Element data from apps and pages
------------------------------

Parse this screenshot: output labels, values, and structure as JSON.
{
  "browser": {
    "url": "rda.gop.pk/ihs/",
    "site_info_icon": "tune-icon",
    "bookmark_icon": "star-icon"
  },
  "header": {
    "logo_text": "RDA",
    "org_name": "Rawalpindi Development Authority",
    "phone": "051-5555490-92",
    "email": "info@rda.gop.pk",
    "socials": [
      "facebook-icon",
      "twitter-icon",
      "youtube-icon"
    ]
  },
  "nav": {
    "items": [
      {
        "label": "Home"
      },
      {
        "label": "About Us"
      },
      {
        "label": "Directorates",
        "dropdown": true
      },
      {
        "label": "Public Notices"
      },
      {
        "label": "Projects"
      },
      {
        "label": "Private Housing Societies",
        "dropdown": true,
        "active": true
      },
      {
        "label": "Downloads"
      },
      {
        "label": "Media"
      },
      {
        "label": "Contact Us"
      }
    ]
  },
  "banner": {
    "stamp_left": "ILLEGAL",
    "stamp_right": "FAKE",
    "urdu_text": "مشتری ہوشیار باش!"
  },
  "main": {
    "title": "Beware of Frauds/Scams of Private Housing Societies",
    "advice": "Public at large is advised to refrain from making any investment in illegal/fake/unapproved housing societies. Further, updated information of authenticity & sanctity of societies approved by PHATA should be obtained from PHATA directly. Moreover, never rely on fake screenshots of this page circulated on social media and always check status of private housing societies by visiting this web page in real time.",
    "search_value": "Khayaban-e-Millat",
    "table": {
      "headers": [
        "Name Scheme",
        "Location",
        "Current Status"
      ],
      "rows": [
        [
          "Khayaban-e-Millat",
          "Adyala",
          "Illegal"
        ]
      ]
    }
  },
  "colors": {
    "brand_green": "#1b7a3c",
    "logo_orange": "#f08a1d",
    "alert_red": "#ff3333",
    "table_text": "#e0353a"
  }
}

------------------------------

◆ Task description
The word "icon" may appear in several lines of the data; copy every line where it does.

◆ Task result
    "site_info_icon": "tune-icon",
    "bookmark_icon": "star-icon"
      "facebook-icon",
      "twitter-icon",
      "youtube-icon"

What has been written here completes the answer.